The deceased passed away aged 96 in 2014. Her first- and second-born children were both daughters, after which she had two sons. She left her main asset – a $1.75 million home in Gladesville – to her eldest son, who was her primary caregiver.
Her jewellery, which was allegedly worth $100,000, was bequeathed to her younger daughter. The deceased’s eldest daughter and youngest son were left out of the will.
Both daughters and the youngest son pursued family provision claims against their mother’s estate. The younger daughter’s motive was different to her siblings, as her claim primarily aimed to protect the interests of the eldest son, whom she was residing with in the family home that he inherited.
Sibling rivalry overshadows claims
The eldest daughter and youngest son were the first and second plaintiffs, respectively. Their sister and brother were the respective first and second defendants, as well as the deceased’s executors.
Justice Geoff Lindsay said the acrimonious relationships between the siblings, particularly the two daughters, had a significant impact on the case.
“Much of the four days it took to hear these proceedings was taken up with inconclusive attacks on the credit of each party or, perhaps more accurately, each of the applicants,” he explained.
“The net effect of those attacks was to diminish all parties, inviting caution across the board in the assessment of their evidence.”
The accusations included that the eldest daughter had stolen her mother’s jewellery following her death, as well as $26,000 from her bank account.
Did the siblings receive further provision?
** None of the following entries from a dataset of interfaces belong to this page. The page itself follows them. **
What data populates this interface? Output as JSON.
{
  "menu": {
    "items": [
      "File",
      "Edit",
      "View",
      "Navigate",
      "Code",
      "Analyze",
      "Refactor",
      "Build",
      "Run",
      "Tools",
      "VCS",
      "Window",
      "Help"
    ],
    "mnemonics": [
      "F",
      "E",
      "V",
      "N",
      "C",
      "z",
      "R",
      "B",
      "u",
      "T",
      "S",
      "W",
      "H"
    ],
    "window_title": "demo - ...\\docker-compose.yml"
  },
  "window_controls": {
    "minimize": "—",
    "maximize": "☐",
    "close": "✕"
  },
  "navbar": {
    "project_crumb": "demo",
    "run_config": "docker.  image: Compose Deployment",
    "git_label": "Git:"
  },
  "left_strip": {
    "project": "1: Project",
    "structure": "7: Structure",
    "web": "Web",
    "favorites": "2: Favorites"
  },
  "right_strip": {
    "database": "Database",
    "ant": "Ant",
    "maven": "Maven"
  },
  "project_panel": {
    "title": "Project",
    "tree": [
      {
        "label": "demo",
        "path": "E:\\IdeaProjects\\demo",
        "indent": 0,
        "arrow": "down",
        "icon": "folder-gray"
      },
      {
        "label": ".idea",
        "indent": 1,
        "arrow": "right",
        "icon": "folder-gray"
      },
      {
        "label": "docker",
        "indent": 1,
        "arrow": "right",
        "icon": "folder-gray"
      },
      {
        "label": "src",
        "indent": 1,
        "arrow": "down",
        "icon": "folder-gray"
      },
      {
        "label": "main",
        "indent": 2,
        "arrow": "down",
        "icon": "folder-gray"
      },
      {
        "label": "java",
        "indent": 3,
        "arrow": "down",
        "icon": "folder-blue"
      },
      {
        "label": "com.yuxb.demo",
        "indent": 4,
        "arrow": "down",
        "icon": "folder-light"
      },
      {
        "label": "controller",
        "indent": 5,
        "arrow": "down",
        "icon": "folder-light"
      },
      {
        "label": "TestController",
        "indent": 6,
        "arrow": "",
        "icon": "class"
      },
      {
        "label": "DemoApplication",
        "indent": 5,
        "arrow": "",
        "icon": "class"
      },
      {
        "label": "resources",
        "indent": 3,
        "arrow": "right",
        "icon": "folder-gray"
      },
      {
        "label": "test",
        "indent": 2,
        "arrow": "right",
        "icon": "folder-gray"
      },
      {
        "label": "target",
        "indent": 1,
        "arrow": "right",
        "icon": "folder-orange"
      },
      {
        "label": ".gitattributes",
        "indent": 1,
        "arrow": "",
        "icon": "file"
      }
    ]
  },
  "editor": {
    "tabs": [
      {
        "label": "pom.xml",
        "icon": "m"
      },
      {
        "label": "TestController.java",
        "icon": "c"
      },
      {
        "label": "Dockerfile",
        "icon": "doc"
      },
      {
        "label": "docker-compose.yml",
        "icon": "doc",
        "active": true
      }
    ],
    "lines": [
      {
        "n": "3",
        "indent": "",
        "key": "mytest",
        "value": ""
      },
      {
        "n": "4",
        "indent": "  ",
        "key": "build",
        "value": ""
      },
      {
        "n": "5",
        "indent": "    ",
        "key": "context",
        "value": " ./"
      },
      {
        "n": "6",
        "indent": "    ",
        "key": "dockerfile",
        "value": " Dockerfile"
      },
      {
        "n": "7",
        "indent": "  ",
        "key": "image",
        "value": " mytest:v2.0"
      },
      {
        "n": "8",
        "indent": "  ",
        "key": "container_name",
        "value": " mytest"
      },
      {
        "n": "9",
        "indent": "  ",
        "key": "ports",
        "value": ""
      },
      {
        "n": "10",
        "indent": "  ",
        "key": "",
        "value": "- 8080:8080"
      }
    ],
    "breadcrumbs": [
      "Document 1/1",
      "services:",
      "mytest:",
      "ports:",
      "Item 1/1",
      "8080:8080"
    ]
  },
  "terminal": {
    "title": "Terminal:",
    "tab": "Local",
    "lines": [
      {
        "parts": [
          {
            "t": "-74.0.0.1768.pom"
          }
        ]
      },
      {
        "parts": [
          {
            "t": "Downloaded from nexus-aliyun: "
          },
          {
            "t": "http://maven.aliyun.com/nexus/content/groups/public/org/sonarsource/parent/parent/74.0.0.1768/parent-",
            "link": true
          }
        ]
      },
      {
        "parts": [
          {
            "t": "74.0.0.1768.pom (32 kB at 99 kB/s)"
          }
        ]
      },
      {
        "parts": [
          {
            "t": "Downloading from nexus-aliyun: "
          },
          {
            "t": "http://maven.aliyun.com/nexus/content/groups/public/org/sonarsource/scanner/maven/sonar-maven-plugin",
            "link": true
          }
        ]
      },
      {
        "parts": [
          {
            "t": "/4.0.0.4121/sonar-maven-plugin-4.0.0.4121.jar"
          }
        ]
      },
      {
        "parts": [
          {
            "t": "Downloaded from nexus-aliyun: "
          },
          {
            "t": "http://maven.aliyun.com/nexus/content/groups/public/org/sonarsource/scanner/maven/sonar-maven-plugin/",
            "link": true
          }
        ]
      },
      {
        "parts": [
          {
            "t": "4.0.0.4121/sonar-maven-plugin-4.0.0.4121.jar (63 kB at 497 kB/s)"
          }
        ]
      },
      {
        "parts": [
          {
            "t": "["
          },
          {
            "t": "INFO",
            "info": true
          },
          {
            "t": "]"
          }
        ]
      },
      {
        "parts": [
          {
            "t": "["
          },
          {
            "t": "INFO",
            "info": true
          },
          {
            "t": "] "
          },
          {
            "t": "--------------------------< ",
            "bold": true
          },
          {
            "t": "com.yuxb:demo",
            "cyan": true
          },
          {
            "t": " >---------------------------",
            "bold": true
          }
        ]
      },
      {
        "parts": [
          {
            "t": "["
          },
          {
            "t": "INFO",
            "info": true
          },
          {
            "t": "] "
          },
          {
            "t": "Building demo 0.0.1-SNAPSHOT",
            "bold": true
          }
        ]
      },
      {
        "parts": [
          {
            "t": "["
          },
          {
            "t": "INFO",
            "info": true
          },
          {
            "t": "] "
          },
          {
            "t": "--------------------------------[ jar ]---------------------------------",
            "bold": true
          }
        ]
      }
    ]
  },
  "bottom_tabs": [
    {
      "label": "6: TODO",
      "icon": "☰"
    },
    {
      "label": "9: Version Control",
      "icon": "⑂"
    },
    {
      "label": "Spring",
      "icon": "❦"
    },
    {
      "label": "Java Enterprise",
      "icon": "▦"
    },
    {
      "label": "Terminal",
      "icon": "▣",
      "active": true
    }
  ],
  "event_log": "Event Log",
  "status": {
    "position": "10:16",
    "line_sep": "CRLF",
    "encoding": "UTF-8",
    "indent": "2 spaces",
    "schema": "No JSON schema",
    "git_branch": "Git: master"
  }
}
Mudslinging aside, Justice Lindsay’s decision came down to Section 59(1)(c) of the Succession Act 2006. Namely, did the deceased make adequate provision for the claimants’ proper maintenance, education and advancement in life when writing her will?
After examining the evidence and weighing up the mother’s testamentary intentions, the judge ruled the warring siblings did not need extra provision from their mother’s estate.
Specifically, the claimants were said to be in relatively good health and enjoyed stable financial circumstances. As such, the family provision claims were unsuccessful, with the eldest son retaining the property as originally outlined in his mother’s will.
Before pursuing an inheritance dispute, it’s crucial to discuss your case with an experienced contesting wills lawyer to ensure you have a solid claim. Get in touch with Gerard Malouf & Partners Will Dispute Lawyers to ensure you have the best chance of success.